    “He’s a slow player. It indicates one of two things. One is he’s not very good and there’s a lot of strokes and ball hunting going on,” said Don Van Natta, senior writer for ESPN The Magazine and the author of “First Off the Tee: Presidential Hackers, Duffers, and Cheaters from Taft to Bush.” “Or it could indicate that he cherishes the time out there. . . . He has talked about how he disdains being in the gilded cage of the White House. For him, the golf course is an escape hatch.”


    The White House never releases Obama’s golf scores and often restricts reporters from watching Obama tee off, so it is impossible to tell whether all the time on the links has paid off.

    “What I’ve heard through the grapevine is he has gotten better,” Van Natta said. “You hope so because he’s played a lot.”

    But it’s clear that his games are calmer affairs than some of his predecessors. There have been no incidents like when Clinton could be heard in 1993 shouting from a hole at Mink Meadows, “Whoa, mama, stay up!”

    For the past century, golfing has been the activity of choice for presidents. Almost every chief since William Howard Taft has been a golfer.

    President Dwight Eisenhower was one of the most avid, playing 800 times over eight years and often hitting balls on the White House lawn in the afternoons. Woodrow Wilson actually spent more time golfing, racking up some 1,000 rounds over eight years, but he was known as a terrible golfer.

    President Kennedy walked along the golf course after driving off from the tenth tee at the Country Club in Newport, R.I., in 1963.
    President Kennedy walked along the golf course after driving off from the tenth tee at the Country Club in Newport, R.I., in 1963.

    John F. Kennedy, who had a single-digit handicap, was among the best, and was also known for his speedy, sometimes frenetic, play.

    But for as long as presidents have been putting, there have been critics.

    Kennedy joked so much about Eisenhower’s time on the course — saying he invented the “36-hole workweek” because Eisenhower would play 18 holes on Wednesdays and Saturdays — that when Kennedy became president he tried to hide the fact that he, too, was an avid golfer.

    Clinton’s advisers tried to convince him not to golf, since it didn’t poll well (he golfed anyway).

    But the criticism has gotten more intense under Obama, whose golf games have come during a down economy and at a time when social media points out every time he hits the links. Mitt Romney (not a golfer) even set up a website to knock Obama’s time on the course.

    “Through the last 100 years, presidents have always had to deal with criticism,” Van Natta said. “But I think Obama has maybe received more than any of his predecessors.”

    Obama has golfed about 180 times during his presidency so far, meaning he’ll fall behind Eisenhower and Wilson and almost certainly won’t even catch up to Clinton’s 400 rounds.

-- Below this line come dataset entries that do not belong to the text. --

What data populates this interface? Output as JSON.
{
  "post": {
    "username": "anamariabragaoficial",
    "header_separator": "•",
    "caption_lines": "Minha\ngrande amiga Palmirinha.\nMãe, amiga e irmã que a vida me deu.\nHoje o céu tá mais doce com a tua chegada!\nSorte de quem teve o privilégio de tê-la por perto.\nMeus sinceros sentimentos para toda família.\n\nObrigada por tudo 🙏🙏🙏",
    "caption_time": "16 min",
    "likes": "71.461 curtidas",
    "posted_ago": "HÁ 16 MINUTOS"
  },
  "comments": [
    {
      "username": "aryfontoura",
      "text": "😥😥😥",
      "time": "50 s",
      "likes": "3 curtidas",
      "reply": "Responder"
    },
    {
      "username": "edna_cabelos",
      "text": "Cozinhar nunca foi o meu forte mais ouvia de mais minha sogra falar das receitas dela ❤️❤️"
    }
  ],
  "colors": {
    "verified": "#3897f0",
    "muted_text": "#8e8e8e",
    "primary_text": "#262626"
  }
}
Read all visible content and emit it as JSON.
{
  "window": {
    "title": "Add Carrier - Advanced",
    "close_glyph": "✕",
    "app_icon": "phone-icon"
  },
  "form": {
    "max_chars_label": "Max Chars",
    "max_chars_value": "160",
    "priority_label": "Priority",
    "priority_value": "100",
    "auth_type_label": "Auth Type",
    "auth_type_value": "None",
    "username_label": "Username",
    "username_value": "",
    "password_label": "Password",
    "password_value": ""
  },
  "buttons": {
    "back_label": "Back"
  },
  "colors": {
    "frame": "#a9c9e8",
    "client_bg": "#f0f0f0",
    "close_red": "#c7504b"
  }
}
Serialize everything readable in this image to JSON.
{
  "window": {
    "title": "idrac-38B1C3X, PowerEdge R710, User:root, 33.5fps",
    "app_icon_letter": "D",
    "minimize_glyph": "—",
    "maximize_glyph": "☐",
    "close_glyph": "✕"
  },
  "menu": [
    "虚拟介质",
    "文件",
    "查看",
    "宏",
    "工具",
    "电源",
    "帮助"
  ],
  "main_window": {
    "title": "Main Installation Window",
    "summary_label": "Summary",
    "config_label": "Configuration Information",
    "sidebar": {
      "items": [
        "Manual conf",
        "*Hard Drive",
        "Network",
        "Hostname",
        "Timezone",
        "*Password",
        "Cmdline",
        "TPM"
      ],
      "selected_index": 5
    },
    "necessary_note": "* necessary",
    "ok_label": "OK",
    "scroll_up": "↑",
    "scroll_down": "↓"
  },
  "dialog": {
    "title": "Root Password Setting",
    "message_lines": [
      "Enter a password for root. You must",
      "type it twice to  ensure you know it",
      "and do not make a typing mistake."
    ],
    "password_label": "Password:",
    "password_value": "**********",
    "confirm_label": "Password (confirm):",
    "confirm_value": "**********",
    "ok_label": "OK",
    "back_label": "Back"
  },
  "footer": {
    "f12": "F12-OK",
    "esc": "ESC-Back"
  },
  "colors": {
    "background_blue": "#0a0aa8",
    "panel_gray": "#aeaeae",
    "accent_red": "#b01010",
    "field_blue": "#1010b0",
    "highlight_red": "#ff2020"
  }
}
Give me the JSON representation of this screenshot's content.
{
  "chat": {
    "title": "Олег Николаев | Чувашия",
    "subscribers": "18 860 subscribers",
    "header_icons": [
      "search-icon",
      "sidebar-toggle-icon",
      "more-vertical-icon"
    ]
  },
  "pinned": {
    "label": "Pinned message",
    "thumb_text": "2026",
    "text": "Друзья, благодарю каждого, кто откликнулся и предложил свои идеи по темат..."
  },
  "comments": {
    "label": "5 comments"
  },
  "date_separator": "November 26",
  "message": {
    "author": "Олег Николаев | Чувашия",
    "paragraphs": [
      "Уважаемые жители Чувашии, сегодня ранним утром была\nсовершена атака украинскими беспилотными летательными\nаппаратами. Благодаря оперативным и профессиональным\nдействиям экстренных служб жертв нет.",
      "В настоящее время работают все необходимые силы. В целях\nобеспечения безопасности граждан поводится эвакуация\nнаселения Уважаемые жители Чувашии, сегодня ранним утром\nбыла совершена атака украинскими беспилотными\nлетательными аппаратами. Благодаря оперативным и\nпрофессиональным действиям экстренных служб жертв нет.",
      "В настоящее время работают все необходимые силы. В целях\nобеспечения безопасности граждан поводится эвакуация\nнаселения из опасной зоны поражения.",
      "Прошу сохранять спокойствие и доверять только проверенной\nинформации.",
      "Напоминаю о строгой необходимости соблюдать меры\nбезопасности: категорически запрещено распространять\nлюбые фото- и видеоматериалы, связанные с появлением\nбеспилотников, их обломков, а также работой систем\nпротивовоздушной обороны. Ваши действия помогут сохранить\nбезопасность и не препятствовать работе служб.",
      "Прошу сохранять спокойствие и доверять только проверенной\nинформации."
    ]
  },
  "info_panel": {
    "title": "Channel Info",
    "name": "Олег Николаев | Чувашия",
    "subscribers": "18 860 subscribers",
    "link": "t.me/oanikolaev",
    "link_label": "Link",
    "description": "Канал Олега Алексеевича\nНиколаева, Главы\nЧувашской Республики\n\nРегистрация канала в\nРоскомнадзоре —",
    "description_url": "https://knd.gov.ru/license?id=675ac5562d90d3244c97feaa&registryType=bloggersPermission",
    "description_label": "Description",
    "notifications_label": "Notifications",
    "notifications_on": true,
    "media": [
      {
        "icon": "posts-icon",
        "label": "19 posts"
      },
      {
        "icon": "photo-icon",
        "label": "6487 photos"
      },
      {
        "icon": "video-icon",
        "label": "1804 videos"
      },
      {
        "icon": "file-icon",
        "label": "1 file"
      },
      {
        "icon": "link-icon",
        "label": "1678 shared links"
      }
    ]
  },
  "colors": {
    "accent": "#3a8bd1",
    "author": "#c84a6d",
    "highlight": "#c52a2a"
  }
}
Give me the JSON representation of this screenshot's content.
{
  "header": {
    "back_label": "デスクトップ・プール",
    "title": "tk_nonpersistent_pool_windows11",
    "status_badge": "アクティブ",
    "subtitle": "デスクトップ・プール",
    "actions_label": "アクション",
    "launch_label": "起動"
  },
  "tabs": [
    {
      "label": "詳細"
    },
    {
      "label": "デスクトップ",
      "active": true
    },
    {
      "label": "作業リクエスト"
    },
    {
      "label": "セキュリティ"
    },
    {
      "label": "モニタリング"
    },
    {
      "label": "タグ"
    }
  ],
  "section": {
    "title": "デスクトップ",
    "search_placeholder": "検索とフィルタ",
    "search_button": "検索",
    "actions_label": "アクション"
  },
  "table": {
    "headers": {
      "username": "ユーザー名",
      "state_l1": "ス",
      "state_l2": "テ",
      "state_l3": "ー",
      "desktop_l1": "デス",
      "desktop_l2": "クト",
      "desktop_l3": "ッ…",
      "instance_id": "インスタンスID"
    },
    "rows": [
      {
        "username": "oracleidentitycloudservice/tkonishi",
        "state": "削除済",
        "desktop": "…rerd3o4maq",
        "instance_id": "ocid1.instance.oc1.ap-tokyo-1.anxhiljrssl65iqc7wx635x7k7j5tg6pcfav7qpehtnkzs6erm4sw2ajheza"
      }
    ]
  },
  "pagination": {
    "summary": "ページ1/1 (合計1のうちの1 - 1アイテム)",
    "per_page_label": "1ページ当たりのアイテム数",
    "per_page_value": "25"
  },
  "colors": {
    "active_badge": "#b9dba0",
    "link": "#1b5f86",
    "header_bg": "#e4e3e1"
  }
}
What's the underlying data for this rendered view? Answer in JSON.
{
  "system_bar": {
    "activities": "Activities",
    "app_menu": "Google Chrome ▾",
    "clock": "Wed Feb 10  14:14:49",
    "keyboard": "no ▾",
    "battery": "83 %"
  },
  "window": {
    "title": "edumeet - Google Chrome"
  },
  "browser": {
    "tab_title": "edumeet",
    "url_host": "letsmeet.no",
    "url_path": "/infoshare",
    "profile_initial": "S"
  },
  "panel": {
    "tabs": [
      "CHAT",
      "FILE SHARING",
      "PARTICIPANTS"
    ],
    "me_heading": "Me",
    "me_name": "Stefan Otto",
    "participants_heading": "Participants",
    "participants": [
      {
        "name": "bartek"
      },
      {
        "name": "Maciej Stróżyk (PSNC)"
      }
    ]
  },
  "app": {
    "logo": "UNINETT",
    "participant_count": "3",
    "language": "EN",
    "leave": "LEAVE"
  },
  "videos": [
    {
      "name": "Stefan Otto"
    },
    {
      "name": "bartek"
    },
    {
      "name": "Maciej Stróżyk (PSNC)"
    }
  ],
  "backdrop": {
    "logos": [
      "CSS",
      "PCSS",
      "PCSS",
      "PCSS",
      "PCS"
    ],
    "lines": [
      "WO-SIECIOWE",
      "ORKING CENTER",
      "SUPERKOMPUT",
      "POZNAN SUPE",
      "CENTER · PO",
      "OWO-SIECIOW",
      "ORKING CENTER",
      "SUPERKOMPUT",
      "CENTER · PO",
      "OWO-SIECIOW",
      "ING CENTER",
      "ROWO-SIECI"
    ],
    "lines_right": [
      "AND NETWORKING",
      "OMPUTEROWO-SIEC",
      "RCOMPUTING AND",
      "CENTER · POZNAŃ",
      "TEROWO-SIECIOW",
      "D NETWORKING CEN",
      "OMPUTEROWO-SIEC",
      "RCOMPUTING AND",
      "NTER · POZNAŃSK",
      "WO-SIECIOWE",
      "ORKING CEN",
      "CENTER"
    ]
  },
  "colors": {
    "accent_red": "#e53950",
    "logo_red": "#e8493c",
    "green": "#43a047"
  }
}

    Even former president George W. Bush has come to Obama’s defense.

    “I think he ought to play golf,” Bush told the Golf Channel in 2013. “To be able to get outside and play golf with some of your pals is important for the president. It gives you an outlet.”

    Bush played golf during the first part of his presidency — tallying 24 times — but not always without controversy. In one memorable instance in 2002, he gave a statement decrying terrorist attacks in Israel. Then he paused, got his club ready, and said, “Now watch this drive.”

    A year later, Bush stopped golfing out of “solidarity” with families whose loved ones were fighting in Iraq, turning to mountain biking instead.

    Obama began golfing in 1997, taking it up on the advice of his wife as a diversion from his beloved — but injury-causing — basketball.

    He has said recently that golf is a way for him to “relax and clear my head.”

    “I want to thank Phil Mickelson for giving me an excellent tip on my sand game,” Obama said in June, during a Presidents Cup reception at the White House. “Because I’m pretty sure I can shave at least two or three strokes if I can just get out of the darn sand.”

    Over the next two weeks, the courses on the Vineyard will find out whether that’s true.

    Matt Viser can be reached at matt.viser@globe.com.